◆ WHAT THIS TASK INVOLVES
Sort through the data and copy the lines holding the word "View".

[Opening INFORMATION SHOWN section]

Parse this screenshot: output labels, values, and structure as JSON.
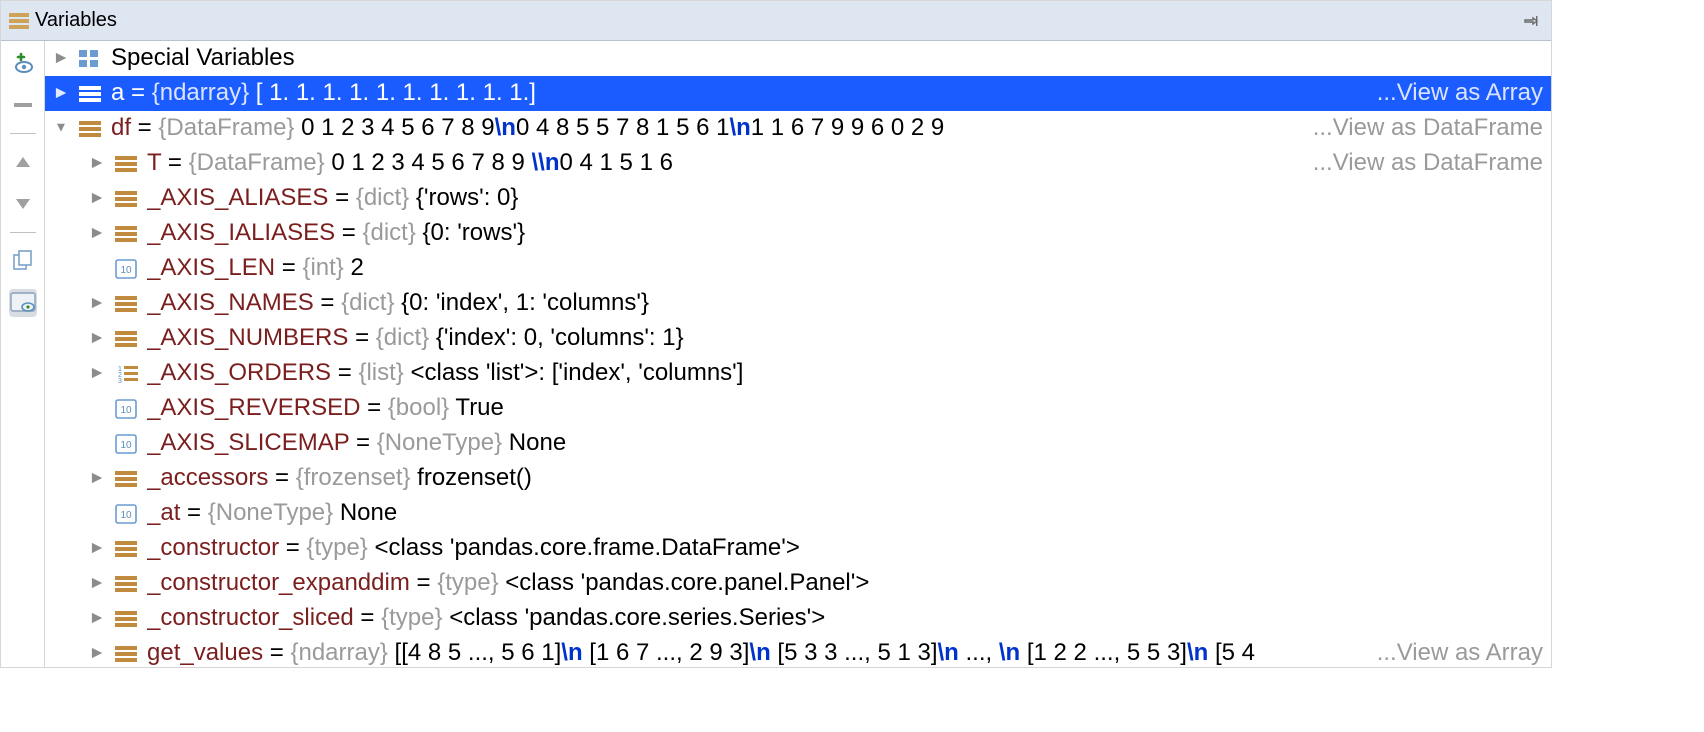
{
  "header": {
    "title": "Variables"
  },
  "colors": {
    "selected_bg": "#1a5cff",
    "name": "#7a1e1e",
    "type": "#9a9a9a",
    "esc": "#0033cc"
  },
  "rows": [
    {
      "indent": 0,
      "chevron": "closed",
      "icon": "grid",
      "name": "Special Variables",
      "eq": "",
      "type": "",
      "val": "",
      "link": ""
    },
    {
      "indent": 0,
      "chevron": "closed",
      "icon": "bars",
      "name": "a",
      "eq": " = ",
      "type": "{ndarray}",
      "val": " [ 1.  1.  1.  1.  1.  1.  1.  1.  1.  1.] ",
      "link": "...View as Array",
      "selected": true
    },
    {
      "indent": 0,
      "chevron": "open",
      "icon": "bars",
      "name": "df",
      "eq": " = ",
      "type": "{DataFrame}",
      "segments": [
        {
          "t": "   0  1  2  3  4  5  6  7  8  9"
        },
        {
          "t": "\\n",
          "esc": true
        },
        {
          "t": "0     4  8  5  5  7  8  1  5  6  1"
        },
        {
          "t": "\\n",
          "esc": true
        },
        {
          "t": "1     1  6  7  9  9  6  0  2  9"
        }
      ],
      "link": "...View as DataFrame"
    },
    {
      "indent": 1,
      "chevron": "closed",
      "icon": "bars",
      "name": "T",
      "eq": " = ",
      "type": "{DataFrame}",
      "segments": [
        {
          "t": "   0     1     2     3     4     5     6     7     8     9     "
        },
        {
          "t": "\\\\n",
          "esc": true
        },
        {
          "t": "0     4     1     5     1     6    "
        }
      ],
      "link": "...View as DataFrame"
    },
    {
      "indent": 1,
      "chevron": "closed",
      "icon": "bars",
      "name": "_AXIS_ALIASES",
      "eq": " = ",
      "type": "{dict}",
      "val": " {'rows': 0}"
    },
    {
      "indent": 1,
      "chevron": "closed",
      "icon": "bars",
      "name": "_AXIS_IALIASES",
      "eq": " = ",
      "type": "{dict}",
      "val": " {0: 'rows'}"
    },
    {
      "indent": 1,
      "chevron": "none",
      "icon": "binary",
      "name": "_AXIS_LEN",
      "eq": " = ",
      "type": "{int}",
      "val": " 2"
    },
    {
      "indent": 1,
      "chevron": "closed",
      "icon": "bars",
      "name": "_AXIS_NAMES",
      "eq": " = ",
      "type": "{dict}",
      "val": " {0: 'index', 1: 'columns'}"
    },
    {
      "indent": 1,
      "chevron": "closed",
      "icon": "bars",
      "name": "_AXIS_NUMBERS",
      "eq": " = ",
      "type": "{dict}",
      "val": " {'index': 0, 'columns': 1}"
    },
    {
      "indent": 1,
      "chevron": "closed",
      "icon": "listnum",
      "name": "_AXIS_ORDERS",
      "eq": " = ",
      "type": "{list}",
      "val": " <class 'list'>: ['index', 'columns']"
    },
    {
      "indent": 1,
      "chevron": "none",
      "icon": "binary",
      "name": "_AXIS_REVERSED",
      "eq": " = ",
      "type": "{bool}",
      "val": " True"
    },
    {
      "indent": 1,
      "chevron": "none",
      "icon": "binary",
      "name": "_AXIS_SLICEMAP",
      "eq": " = ",
      "type": "{NoneType}",
      "val": " None"
    },
    {
      "indent": 1,
      "chevron": "closed",
      "icon": "bars",
      "name": "_accessors",
      "eq": " = ",
      "type": "{frozenset}",
      "val": " frozenset()"
    },
    {
      "indent": 1,
      "chevron": "none",
      "icon": "binary",
      "name": "_at",
      "eq": " = ",
      "type": "{NoneType}",
      "val": " None"
    },
    {
      "indent": 1,
      "chevron": "closed",
      "icon": "bars",
      "name": "_constructor",
      "eq": " = ",
      "type": "{type}",
      "val": " <class 'pandas.core.frame.DataFrame'>"
    },
    {
      "indent": 1,
      "chevron": "closed",
      "icon": "bars",
      "name": "_constructor_expanddim",
      "eq": " = ",
      "type": "{type}",
      "val": " <class 'pandas.core.panel.Panel'>"
    },
    {
      "indent": 1,
      "chevron": "closed",
      "icon": "bars",
      "name": "_constructor_sliced",
      "eq": " = ",
      "type": "{type}",
      "val": " <class 'pandas.core.series.Series'>"
    },
    {
      "indent": 1,
      "chevron": "closed",
      "icon": "bars",
      "name": "get_values",
      "eq": " = ",
      "type": "{ndarray}",
      "segments": [
        {
          "t": " [[4 8 5 ..., 5 6 1]"
        },
        {
          "t": "\\n",
          "esc": true
        },
        {
          "t": " [1 6 7 ..., 2 9 3]"
        },
        {
          "t": "\\n",
          "esc": true
        },
        {
          "t": " [5 3 3 ..., 5 1 3]"
        },
        {
          "t": "\\n",
          "esc": true
        },
        {
          "t": " ..., "
        },
        {
          "t": "\\n",
          "esc": true
        },
        {
          "t": " [1 2 2 ..., 5 5 3]"
        },
        {
          "t": "\\n",
          "esc": true
        },
        {
          "t": " [5 4"
        }
      ],
      "link": "...View as Array"
    }
  ]
}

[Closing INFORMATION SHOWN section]

◆ RESPONSE FOR THIS EXERCISE
      "link": "...View as Array",
      "link": "...View as DataFrame"
      "link": "...View as DataFrame"
      "link": "...View as Array"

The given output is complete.